[[ INFORMATION open ]]
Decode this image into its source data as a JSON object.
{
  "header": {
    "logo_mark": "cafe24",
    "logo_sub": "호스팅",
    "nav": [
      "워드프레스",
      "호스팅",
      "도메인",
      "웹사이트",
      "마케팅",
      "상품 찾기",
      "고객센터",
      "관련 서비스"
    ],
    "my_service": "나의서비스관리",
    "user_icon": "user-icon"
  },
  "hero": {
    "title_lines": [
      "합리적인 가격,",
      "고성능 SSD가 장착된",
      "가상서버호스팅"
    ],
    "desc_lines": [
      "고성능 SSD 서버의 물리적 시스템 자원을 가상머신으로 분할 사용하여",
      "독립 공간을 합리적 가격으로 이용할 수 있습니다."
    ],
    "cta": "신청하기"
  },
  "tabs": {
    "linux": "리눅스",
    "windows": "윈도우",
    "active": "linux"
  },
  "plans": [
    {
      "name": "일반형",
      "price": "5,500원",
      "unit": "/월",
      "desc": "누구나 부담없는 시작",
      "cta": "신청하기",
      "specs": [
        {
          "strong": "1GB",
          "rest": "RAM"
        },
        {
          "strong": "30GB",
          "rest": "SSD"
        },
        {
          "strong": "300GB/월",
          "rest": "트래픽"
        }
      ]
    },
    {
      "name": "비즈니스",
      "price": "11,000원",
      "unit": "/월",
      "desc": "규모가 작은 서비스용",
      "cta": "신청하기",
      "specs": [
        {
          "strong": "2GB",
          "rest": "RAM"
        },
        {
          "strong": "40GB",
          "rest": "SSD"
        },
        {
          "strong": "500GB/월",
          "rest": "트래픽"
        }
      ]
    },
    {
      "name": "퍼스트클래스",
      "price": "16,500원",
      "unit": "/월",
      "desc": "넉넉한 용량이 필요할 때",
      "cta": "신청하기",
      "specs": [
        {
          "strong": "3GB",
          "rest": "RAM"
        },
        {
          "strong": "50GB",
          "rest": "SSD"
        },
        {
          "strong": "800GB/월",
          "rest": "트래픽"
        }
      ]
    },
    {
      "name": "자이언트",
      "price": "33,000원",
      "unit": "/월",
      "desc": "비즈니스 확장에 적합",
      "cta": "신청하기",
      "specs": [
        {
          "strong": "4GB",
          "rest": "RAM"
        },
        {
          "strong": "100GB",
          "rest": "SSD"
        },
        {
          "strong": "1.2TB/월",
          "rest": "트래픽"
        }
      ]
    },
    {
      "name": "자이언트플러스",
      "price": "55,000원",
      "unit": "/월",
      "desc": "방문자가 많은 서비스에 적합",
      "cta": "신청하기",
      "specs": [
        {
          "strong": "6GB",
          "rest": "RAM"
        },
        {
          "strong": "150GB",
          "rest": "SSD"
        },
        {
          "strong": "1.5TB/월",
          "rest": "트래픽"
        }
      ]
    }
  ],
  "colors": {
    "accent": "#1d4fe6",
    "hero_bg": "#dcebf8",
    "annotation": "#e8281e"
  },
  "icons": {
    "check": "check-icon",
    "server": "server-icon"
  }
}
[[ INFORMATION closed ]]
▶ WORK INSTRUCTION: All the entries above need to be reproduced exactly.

▶ ANSWER TO THE PROBLEM:
Decode this image into its source data as a JSON object.
{
  "header": {
    "logo_mark": "cafe24",
    "logo_sub": "호스팅",
    "nav": [
      "워드프레스",
      "호스팅",
      "도메인",
      "웹사이트",
      "마케팅",
      "상품 찾기",
      "고객센터",
      "관련 서비스"
    ],
    "my_service": "나의서비스관리",
    "user_icon": "user-icon"
  },
  "hero": {
    "title_lines": [
      "합리적인 가격,",
      "고성능 SSD가 장착된",
      "가상서버호스팅"
    ],
    "desc_lines": [
      "고성능 SSD 서버의 물리적 시스템 자원을 가상머신으로 분할 사용하여",
      "독립 공간을 합리적 가격으로 이용할 수 있습니다."
    ],
    "cta": "신청하기"
  },
  "tabs": {
    "linux": "리눅스",
    "windows": "윈도우",
    "active": "linux"
  },
  "plans": [
    {
      "name": "일반형",
      "price": "5,500원",
      "unit": "/월",
      "desc": "누구나 부담없는 시작",
      "cta": "신청하기",
      "specs": [
        {
          "strong": "1GB",
          "rest": "RAM"
        },
        {
          "strong": "30GB",
          "rest": "SSD"
        },
        {
          "strong": "300GB/월",
          "rest": "트래픽"
        }
      ]
    },
    {
      "name": "비즈니스",
      "price": "11,000원",
      "unit": "/월",
      "desc": "규모가 작은 서비스용",
      "cta": "신청하기",
      "specs": [
        {
          "strong": "2GB",
          "rest": "RAM"
        },
        {
          "strong": "40GB",
          "rest": "SSD"
        },
        {
          "strong": "500GB/월",
          "rest": "트래픽"
        }
      ]
    },
    {
      "name": "퍼스트클래스",
      "price": "16,500원",
      "unit": "/월",
      "desc": "넉넉한 용량이 필요할 때",
      "cta": "신청하기",
      "specs": [
        {
          "strong": "3GB",
          "rest": "RAM"
        },
        {
          "strong": "50GB",
          "rest": "SSD"
        },
        {
          "strong": "800GB/월",
          "rest": "트래픽"
        }
      ]
    },
    {
      "name": "자이언트",
      "price": "33,000원",
      "unit": "/월",
      "desc": "비즈니스 확장에 적합",
      "cta": "신청하기",
      "specs": [
        {
          "strong": "4GB",
          "rest": "RAM"
        },
        {
          "strong": "100GB",
          "rest": "SSD"
        },
        {
          "strong": "1.2TB/월",
          "rest": "트래픽"
        }
      ]
    },
    {
      "name": "자이언트플러스",
      "price": "55,000원",
      "unit": "/월",
      "desc": "방문자가 많은 서비스에 적합",
      "cta": "신청하기",
      "specs": [
        {
          "strong": "6GB",
          "rest": "RAM"
        },
        {
          "strong": "150GB",
          "rest": "SSD"
        },
        {
          "strong": "1.5TB/월",
          "rest": "트래픽"
        }
      ]
    }
  ],
  "colors": {
    "accent": "#1d4fe6",
    "hero_bg": "#dcebf8",
    "annotation": "#e8281e"
  },
  "icons": {
    "check": "check-icon",
    "server": "server-icon"
  }
}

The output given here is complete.